#### GOAL OF THE EXERCISE:
Your reply should hold only the lines from the records below where "data" occurs.

#### RECORDS TO PROCESS:
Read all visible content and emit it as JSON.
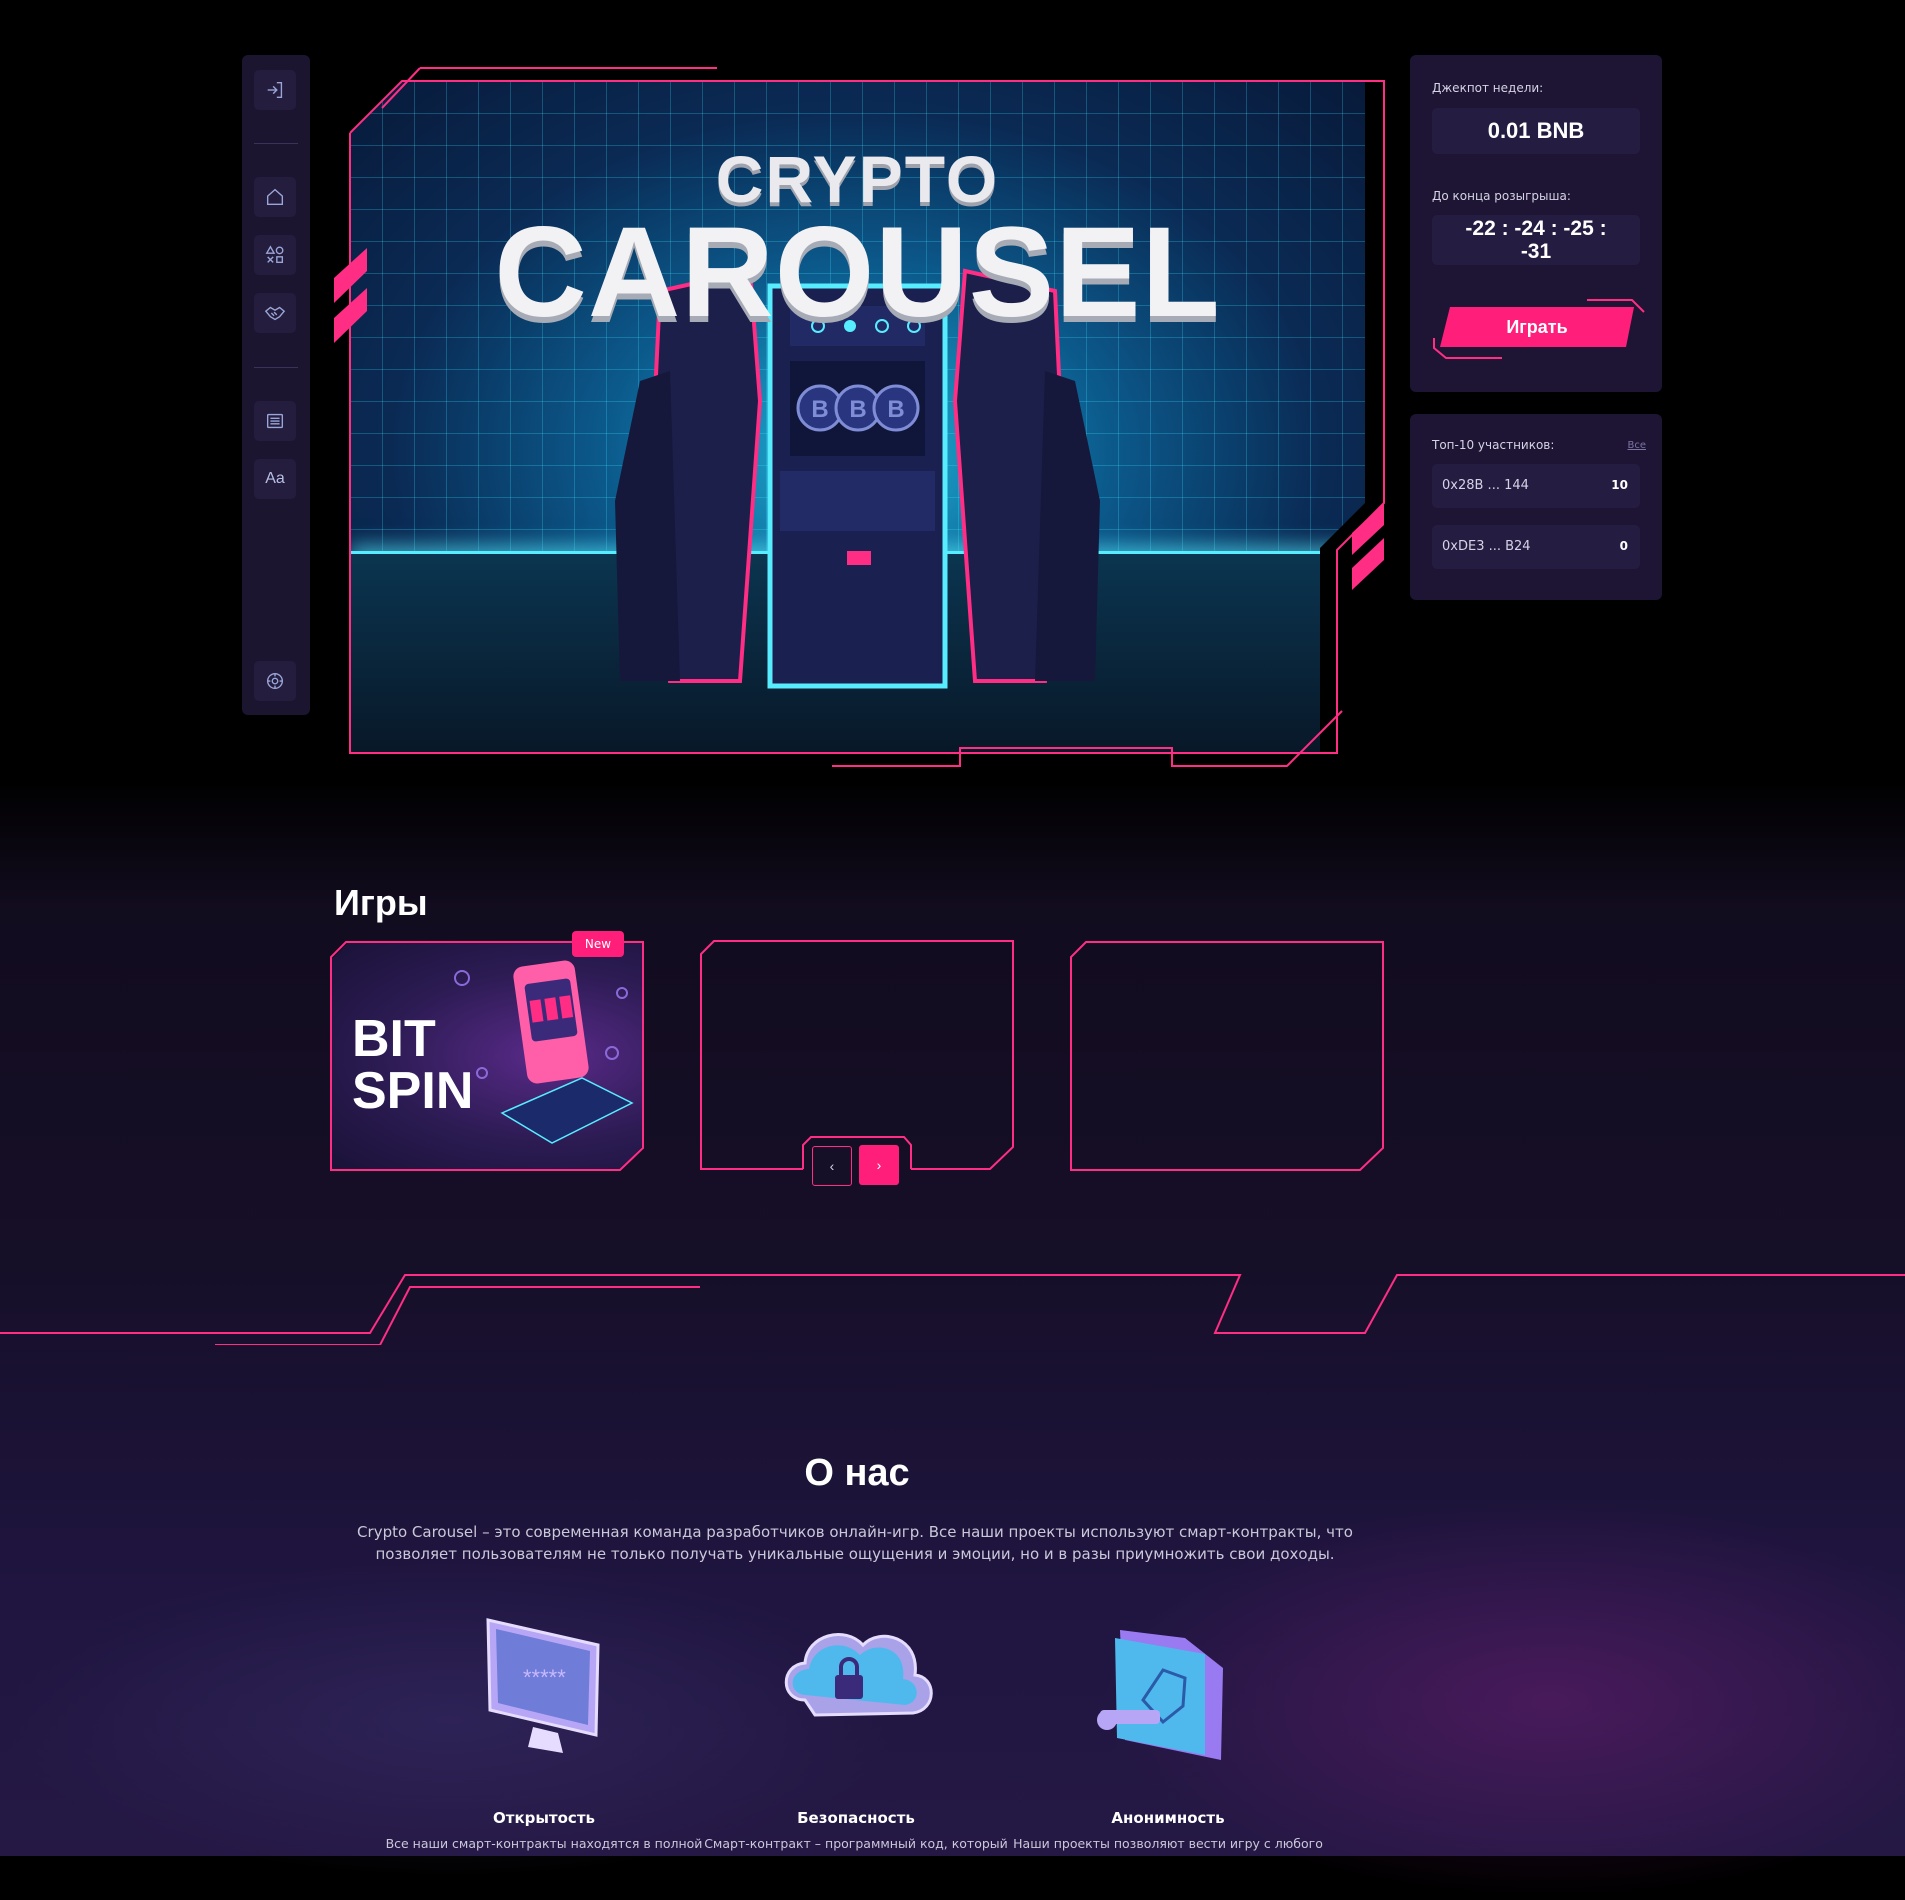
{
  "hero": {
    "title_top": "CRYPTO",
    "title_main": "CAROUSEL"
  },
  "sidebar": {
    "items": [
      {
        "icon": "login-icon"
      },
      {
        "icon": "home-icon"
      },
      {
        "icon": "games-icon"
      },
      {
        "icon": "handshake-icon"
      },
      {
        "icon": "list-icon"
      },
      {
        "label": "Aa"
      },
      {
        "icon": "settings-icon"
      }
    ]
  },
  "jackpot": {
    "label": "Джекпот недели:",
    "amount": "0.01 BNB",
    "countdown_label": "До конца розыгрыша:",
    "countdown_line1": "-22 : -24 : -25 :",
    "countdown_line2": "-31",
    "play_label": "Играть"
  },
  "top10": {
    "label": "Топ-10 участников:",
    "all_link": "Все",
    "rows": [
      {
        "address": "0x28B ... 144",
        "score": "10"
      },
      {
        "address": "0xDE3 ... B24",
        "score": "0"
      }
    ]
  },
  "games": {
    "title": "Игры",
    "cards": [
      {
        "title_line1": "BIT",
        "title_line2": "SPIN",
        "badge": "New"
      },
      {},
      {}
    ],
    "prev": "‹",
    "next": "›"
  },
  "about": {
    "title": "О нас",
    "description": "Crypto Carousel – это современная команда разработчиков онлайн-игр. Все наши проекты используют смарт-контракты, что позволяет пользователям не только получать уникальные ощущения и эмоции, но и в разы приумножить свои доходы.",
    "features": [
      {
        "title": "Открытость",
        "text": "Все наши смарт-контракты находятся в полной"
      },
      {
        "title": "Безопасность",
        "text": "Смарт-контракт – программный код, который"
      },
      {
        "title": "Анонимность",
        "text": "Наши проекты позволяют вести игру с любого"
      }
    ]
  },
  "colors": {
    "accent": "#ff1f7a",
    "neon_cyan": "#58ecff",
    "panel": "#1d1533"
  }
}
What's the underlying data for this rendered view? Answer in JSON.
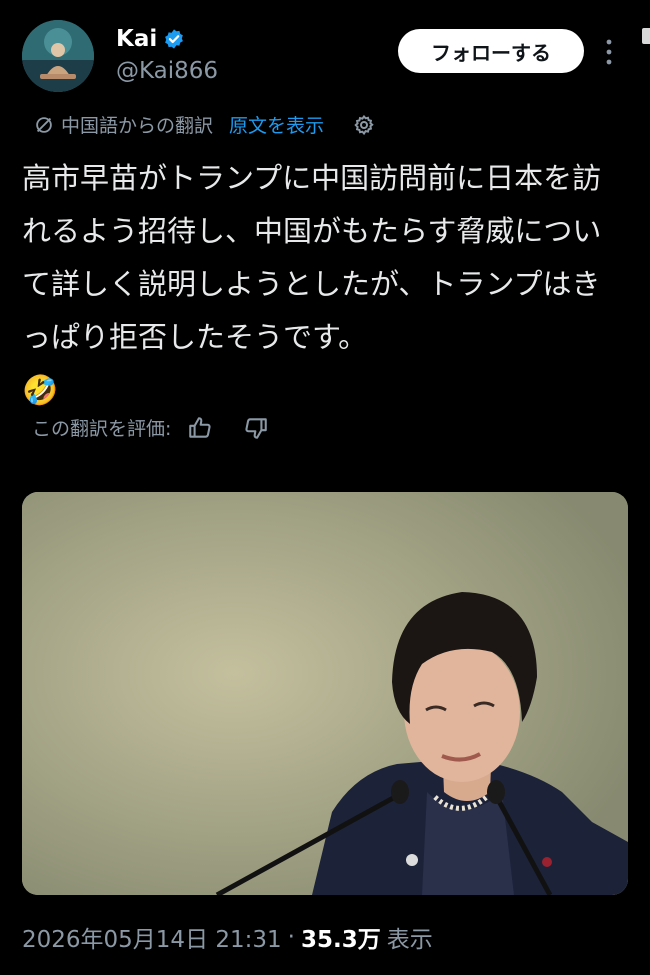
{
  "user": {
    "display_name": "Kai",
    "handle": "@Kai866",
    "verified": true,
    "verified_color": "#1d9bf0"
  },
  "header": {
    "follow_label": "フォローする",
    "more_icon": "more-vertical-icon"
  },
  "translation": {
    "icon": "translate-icon",
    "source_label": "中国語からの翻訳",
    "show_original_label": "原文を表示",
    "settings_icon": "gear-icon"
  },
  "tweet": {
    "text": "高市早苗がトランプに中国訪問前に日本を訪れるよう招待し、中国がもたらす脅威について詳しく説明しようとしたが、トランプはきっぱり拒否したそうです。\n🤣"
  },
  "rating": {
    "label": "この翻訳を評価:",
    "thumb_up_icon": "thumb-up-icon",
    "thumb_down_icon": "thumb-down-icon"
  },
  "media": {
    "type": "photo"
  },
  "footer": {
    "timestamp": "2026年05月14日 21:31",
    "separator": "·",
    "views_count": "35.3万",
    "views_label": "表示"
  },
  "colors": {
    "background": "#000000",
    "text_primary": "#e7e9ea",
    "text_secondary": "#8b98a5",
    "link": "#1d9bf0"
  }
}
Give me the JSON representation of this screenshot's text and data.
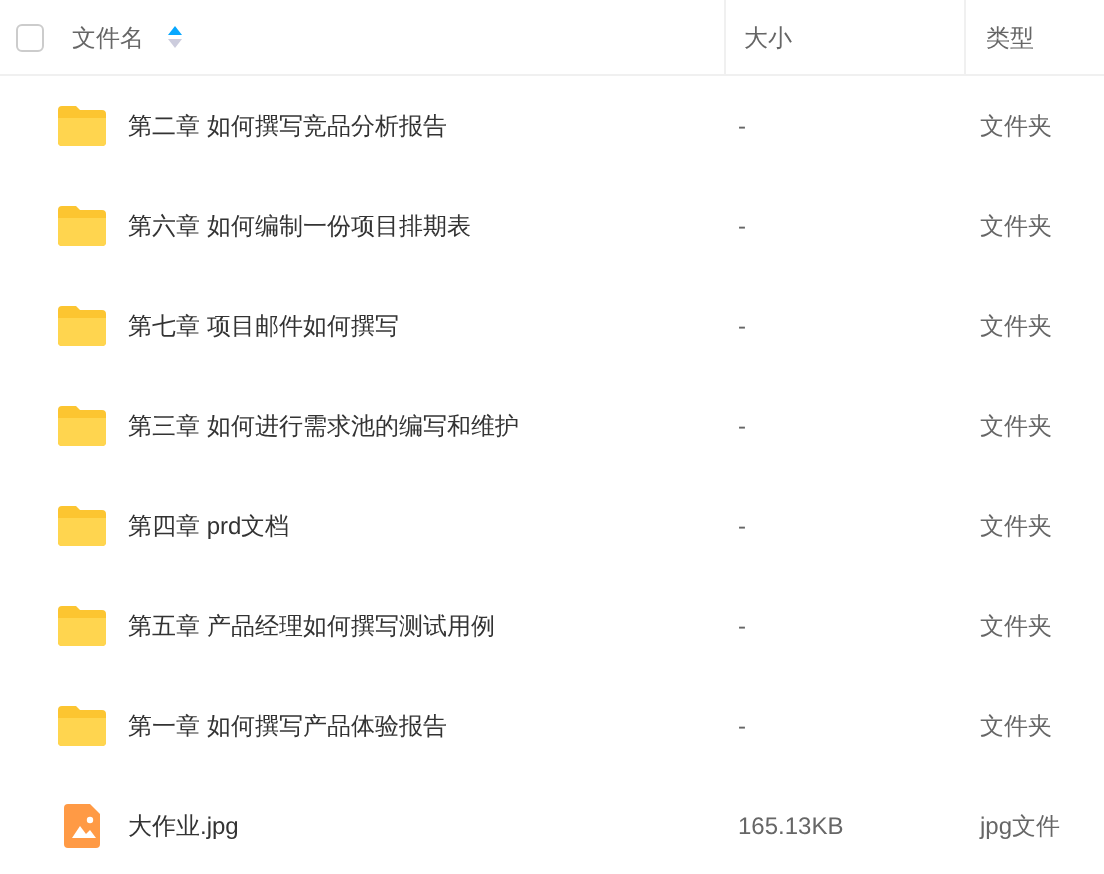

#### SOLUTION TO THIS PROBLEM:
What's the underlying data for this rendered view? Answer in JSON.
Give me the JSON representation of this screenshot's text and data.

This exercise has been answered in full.